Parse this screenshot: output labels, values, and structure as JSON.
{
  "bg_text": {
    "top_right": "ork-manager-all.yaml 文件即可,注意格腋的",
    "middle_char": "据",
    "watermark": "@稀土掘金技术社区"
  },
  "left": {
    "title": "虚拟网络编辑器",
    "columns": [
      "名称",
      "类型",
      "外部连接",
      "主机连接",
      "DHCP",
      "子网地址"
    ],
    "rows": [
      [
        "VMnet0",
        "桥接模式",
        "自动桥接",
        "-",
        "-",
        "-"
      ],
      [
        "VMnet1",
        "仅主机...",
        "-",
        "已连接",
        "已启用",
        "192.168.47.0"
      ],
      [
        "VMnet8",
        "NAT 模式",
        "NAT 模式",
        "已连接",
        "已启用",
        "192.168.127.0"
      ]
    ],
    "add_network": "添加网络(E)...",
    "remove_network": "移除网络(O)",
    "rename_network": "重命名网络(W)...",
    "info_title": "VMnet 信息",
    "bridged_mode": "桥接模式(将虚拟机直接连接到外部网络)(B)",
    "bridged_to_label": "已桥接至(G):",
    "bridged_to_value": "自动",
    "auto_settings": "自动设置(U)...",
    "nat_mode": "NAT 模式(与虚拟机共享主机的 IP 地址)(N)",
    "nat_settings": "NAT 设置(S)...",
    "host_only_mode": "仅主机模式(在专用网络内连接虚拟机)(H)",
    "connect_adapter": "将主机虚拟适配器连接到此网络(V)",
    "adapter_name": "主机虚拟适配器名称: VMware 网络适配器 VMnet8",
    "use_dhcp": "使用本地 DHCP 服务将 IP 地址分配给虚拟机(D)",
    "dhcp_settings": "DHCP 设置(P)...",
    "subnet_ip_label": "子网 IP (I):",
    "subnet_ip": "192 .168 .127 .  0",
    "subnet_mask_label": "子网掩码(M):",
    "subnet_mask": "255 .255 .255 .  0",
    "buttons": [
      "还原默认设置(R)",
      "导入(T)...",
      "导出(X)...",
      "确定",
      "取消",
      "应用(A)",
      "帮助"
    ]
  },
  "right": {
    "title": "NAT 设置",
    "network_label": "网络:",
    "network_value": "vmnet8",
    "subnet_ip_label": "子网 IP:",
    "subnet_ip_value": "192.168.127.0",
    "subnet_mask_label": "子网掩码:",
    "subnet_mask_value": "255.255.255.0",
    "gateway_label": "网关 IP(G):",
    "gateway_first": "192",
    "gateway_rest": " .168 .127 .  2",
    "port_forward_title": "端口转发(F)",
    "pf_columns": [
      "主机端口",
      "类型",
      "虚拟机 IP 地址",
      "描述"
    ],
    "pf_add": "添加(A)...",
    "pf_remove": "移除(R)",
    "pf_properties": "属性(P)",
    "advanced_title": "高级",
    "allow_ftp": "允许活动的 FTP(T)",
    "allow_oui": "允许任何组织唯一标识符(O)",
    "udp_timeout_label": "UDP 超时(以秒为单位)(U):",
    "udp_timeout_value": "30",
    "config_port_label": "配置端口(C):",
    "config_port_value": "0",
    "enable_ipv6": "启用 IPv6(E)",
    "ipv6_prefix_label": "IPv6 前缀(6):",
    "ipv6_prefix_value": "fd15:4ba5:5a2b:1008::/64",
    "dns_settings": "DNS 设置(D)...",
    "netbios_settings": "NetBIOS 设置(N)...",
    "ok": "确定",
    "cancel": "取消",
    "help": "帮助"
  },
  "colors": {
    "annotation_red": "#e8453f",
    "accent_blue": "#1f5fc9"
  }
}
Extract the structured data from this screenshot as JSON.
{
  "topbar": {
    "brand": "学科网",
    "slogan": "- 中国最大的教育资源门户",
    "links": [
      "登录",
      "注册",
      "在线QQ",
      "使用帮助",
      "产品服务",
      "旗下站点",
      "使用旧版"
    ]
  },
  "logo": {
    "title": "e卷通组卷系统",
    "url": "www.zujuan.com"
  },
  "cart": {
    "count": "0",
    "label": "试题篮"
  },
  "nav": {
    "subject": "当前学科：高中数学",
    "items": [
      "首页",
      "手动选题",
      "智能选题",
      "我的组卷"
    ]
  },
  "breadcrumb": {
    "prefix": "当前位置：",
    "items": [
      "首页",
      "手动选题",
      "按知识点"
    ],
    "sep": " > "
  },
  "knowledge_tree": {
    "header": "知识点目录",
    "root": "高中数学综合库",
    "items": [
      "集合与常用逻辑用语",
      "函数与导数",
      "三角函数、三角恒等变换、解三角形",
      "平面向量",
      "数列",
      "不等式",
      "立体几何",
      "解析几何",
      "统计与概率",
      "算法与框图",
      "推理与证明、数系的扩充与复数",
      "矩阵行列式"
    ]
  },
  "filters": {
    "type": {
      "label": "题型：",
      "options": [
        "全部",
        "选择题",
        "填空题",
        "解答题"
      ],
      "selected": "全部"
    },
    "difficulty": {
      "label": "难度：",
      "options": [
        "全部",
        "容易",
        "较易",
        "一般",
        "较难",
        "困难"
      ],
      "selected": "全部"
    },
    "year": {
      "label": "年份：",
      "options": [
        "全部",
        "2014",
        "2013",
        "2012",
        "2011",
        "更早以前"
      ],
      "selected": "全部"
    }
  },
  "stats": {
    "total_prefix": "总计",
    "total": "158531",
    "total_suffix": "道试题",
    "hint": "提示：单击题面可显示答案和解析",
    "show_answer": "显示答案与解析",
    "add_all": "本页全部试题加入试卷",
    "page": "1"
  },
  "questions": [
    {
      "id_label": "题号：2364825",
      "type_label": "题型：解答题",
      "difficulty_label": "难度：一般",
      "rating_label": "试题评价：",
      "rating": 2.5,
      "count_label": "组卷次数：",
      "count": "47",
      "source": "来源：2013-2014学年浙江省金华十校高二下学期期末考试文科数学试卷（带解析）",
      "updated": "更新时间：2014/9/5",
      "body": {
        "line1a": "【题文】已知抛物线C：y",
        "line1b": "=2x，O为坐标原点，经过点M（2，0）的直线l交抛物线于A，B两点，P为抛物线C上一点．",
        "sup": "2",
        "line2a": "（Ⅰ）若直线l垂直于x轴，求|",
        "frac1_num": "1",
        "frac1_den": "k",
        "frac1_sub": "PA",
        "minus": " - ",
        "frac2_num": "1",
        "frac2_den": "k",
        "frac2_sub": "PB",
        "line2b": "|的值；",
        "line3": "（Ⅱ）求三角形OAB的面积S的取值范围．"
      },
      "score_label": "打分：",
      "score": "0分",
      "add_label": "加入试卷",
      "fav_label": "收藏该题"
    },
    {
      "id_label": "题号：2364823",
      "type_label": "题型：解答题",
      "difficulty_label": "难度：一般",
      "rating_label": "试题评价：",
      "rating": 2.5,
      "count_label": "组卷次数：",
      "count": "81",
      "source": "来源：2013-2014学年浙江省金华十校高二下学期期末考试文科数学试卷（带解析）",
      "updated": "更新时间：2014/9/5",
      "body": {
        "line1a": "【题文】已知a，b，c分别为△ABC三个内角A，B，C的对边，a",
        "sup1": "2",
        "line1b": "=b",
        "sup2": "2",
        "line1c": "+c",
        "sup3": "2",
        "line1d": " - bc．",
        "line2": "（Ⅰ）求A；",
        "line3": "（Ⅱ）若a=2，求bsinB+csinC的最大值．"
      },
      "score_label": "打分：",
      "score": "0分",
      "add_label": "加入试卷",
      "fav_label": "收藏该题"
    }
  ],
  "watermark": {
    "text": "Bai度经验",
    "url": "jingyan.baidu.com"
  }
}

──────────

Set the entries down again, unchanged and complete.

§ RESULT OF THE EXERCISE:
Parse this screenshot: output labels, values, and structure as JSON.
{
  "bg_text": {
    "top_right": "ork-manager-all.yaml 文件即可,注意格腋的",
    "middle_char": "据",
    "watermark": "@稀土掘金技术社区"
  },
  "left": {
    "title": "虚拟网络编辑器",
    "columns": [
      "名称",
      "类型",
      "外部连接",
      "主机连接",
      "DHCP",
      "子网地址"
    ],
    "rows": [
      [
        "VMnet0",
        "桥接模式",
        "自动桥接",
        "-",
        "-",
        "-"
      ],
      [
        "VMnet1",
        "仅主机...",
        "-",
        "已连接",
        "已启用",
        "192.168.47.0"
      ],
      [
        "VMnet8",
        "NAT 模式",
        "NAT 模式",
        "已连接",
        "已启用",
        "192.168.127.0"
      ]
    ],
    "add_network": "添加网络(E)...",
    "remove_network": "移除网络(O)",
    "rename_network": "重命名网络(W)...",
    "info_title": "VMnet 信息",
    "bridged_mode": "桥接模式(将虚拟机直接连接到外部网络)(B)",
    "bridged_to_label": "已桥接至(G):",
    "bridged_to_value": "自动",
    "auto_settings": "自动设置(U)...",
    "nat_mode": "NAT 模式(与虚拟机共享主机的 IP 地址)(N)",
    "nat_settings": "NAT 设置(S)...",
    "host_only_mode": "仅主机模式(在专用网络内连接虚拟机)(H)",
    "connect_adapter": "将主机虚拟适配器连接到此网络(V)",
    "adapter_name": "主机虚拟适配器名称: VMware 网络适配器 VMnet8",
    "use_dhcp": "使用本地 DHCP 服务将 IP 地址分配给虚拟机(D)",
    "dhcp_settings": "DHCP 设置(P)...",
    "subnet_ip_label": "子网 IP (I):",
    "subnet_ip": "192 .168 .127 .  0",
    "subnet_mask_label": "子网掩码(M):",
    "subnet_mask": "255 .255 .255 .  0",
    "buttons": [
      "还原默认设置(R)",
      "导入(T)...",
      "导出(X)...",
      "确定",
      "取消",
      "应用(A)",
      "帮助"
    ]
  },
  "right": {
    "title": "NAT 设置",
    "network_label": "网络:",
    "network_value": "vmnet8",
    "subnet_ip_label": "子网 IP:",
    "subnet_ip_value": "192.168.127.0",
    "subnet_mask_label": "子网掩码:",
    "subnet_mask_value": "255.255.255.0",
    "gateway_label": "网关 IP(G):",
    "gateway_first": "192",
    "gateway_rest": " .168 .127 .  2",
    "port_forward_title": "端口转发(F)",
    "pf_columns": [
      "主机端口",
      "类型",
      "虚拟机 IP 地址",
      "描述"
    ],
    "pf_add": "添加(A)...",
    "pf_remove": "移除(R)",
    "pf_properties": "属性(P)",
    "advanced_title": "高级",
    "allow_ftp": "允许活动的 FTP(T)",
    "allow_oui": "允许任何组织唯一标识符(O)",
    "udp_timeout_label": "UDP 超时(以秒为单位)(U):",
    "udp_timeout_value": "30",
    "config_port_label": "配置端口(C):",
    "config_port_value": "0",
    "enable_ipv6": "启用 IPv6(E)",
    "ipv6_prefix_label": "IPv6 前缀(6):",
    "ipv6_prefix_value": "fd15:4ba5:5a2b:1008::/64",
    "dns_settings": "DNS 设置(D)...",
    "netbios_settings": "NetBIOS 设置(N)...",
    "ok": "确定",
    "cancel": "取消",
    "help": "帮助"
  },
  "colors": {
    "annotation_red": "#e8453f",
    "accent_blue": "#1f5fc9"
  }
}
Extract the structured data from this screenshot as JSON.
{
  "topbar": {
    "brand": "学科网",
    "slogan": "- 中国最大的教育资源门户",
    "links": [
      "登录",
      "注册",
      "在线QQ",
      "使用帮助",
      "产品服务",
      "旗下站点",
      "使用旧版"
    ]
  },
  "logo": {
    "title": "e卷通组卷系统",
    "url": "www.zujuan.com"
  },
  "cart": {
    "count": "0",
    "label": "试题篮"
  },
  "nav": {
    "subject": "当前学科：高中数学",
    "items": [
      "首页",
      "手动选题",
      "智能选题",
      "我的组卷"
    ]
  },
  "breadcrumb": {
    "prefix": "当前位置：",
    "items": [
      "首页",
      "手动选题",
      "按知识点"
    ],
    "sep": " > "
  },
  "knowledge_tree": {
    "header": "知识点目录",
    "root": "高中数学综合库",
    "items": [
      "集合与常用逻辑用语",
      "函数与导数",
      "三角函数、三角恒等变换、解三角形",
      "平面向量",
      "数列",
      "不等式",
      "立体几何",
      "解析几何",
      "统计与概率",
      "算法与框图",
      "推理与证明、数系的扩充与复数",
      "矩阵行列式"
    ]
  },
  "filters": {
    "type": {
      "label": "题型：",
      "options": [
        "全部",
        "选择题",
        "填空题",
        "解答题"
      ],
      "selected": "全部"
    },
    "difficulty": {
      "label": "难度：",
      "options": [
        "全部",
        "容易",
        "较易",
        "一般",
        "较难",
        "困难"
      ],
      "selected": "全部"
    },
    "year": {
      "label": "年份：",
      "options": [
        "全部",
        "2014",
        "2013",
        "2012",
        "2011",
        "更早以前"
      ],
      "selected": "全部"
    }
  },
  "stats": {
    "total_prefix": "总计",
    "total": "158531",
    "total_suffix": "道试题",
    "hint": "提示：单击题面可显示答案和解析",
    "show_answer": "显示答案与解析",
    "add_all": "本页全部试题加入试卷",
    "page": "1"
  },
  "questions": [
    {
      "id_label": "题号：2364825",
      "type_label": "题型：解答题",
      "difficulty_label": "难度：一般",
      "rating_label": "试题评价：",
      "rating": 2.5,
      "count_label": "组卷次数：",
      "count": "47",
      "source": "来源：2013-2014学年浙江省金华十校高二下学期期末考试文科数学试卷（带解析）",
      "updated": "更新时间：2014/9/5",
      "body": {
        "line1a": "【题文】已知抛物线C：y",
        "line1b": "=2x，O为坐标原点，经过点M（2，0）的直线l交抛物线于A，B两点，P为抛物线C上一点．",
        "sup": "2",
        "line2a": "（Ⅰ）若直线l垂直于x轴，求|",
        "frac1_num": "1",
        "frac1_den": "k",
        "frac1_sub": "PA",
        "minus": " - ",
        "frac2_num": "1",
        "frac2_den": "k",
        "frac2_sub": "PB",
        "line2b": "|的值；",
        "line3": "（Ⅱ）求三角形OAB的面积S的取值范围．"
      },
      "score_label": "打分：",
      "score": "0分",
      "add_label": "加入试卷",
      "fav_label": "收藏该题"
    },
    {
      "id_label": "题号：2364823",
      "type_label": "题型：解答题",
      "difficulty_label": "难度：一般",
      "rating_label": "试题评价：",
      "rating": 2.5,
      "count_label": "组卷次数：",
      "count": "81",
      "source": "来源：2013-2014学年浙江省金华十校高二下学期期末考试文科数学试卷（带解析）",
      "updated": "更新时间：2014/9/5",
      "body": {
        "line1a": "【题文】已知a，b，c分别为△ABC三个内角A，B，C的对边，a",
        "sup1": "2",
        "line1b": "=b",
        "sup2": "2",
        "line1c": "+c",
        "sup3": "2",
        "line1d": " - bc．",
        "line2": "（Ⅰ）求A；",
        "line3": "（Ⅱ）若a=2，求bsinB+csinC的最大值．"
      },
      "score_label": "打分：",
      "score": "0分",
      "add_label": "加入试卷",
      "fav_label": "收藏该题"
    }
  ],
  "watermark": {
    "text": "Bai度经验",
    "url": "jingyan.baidu.com"
  }
}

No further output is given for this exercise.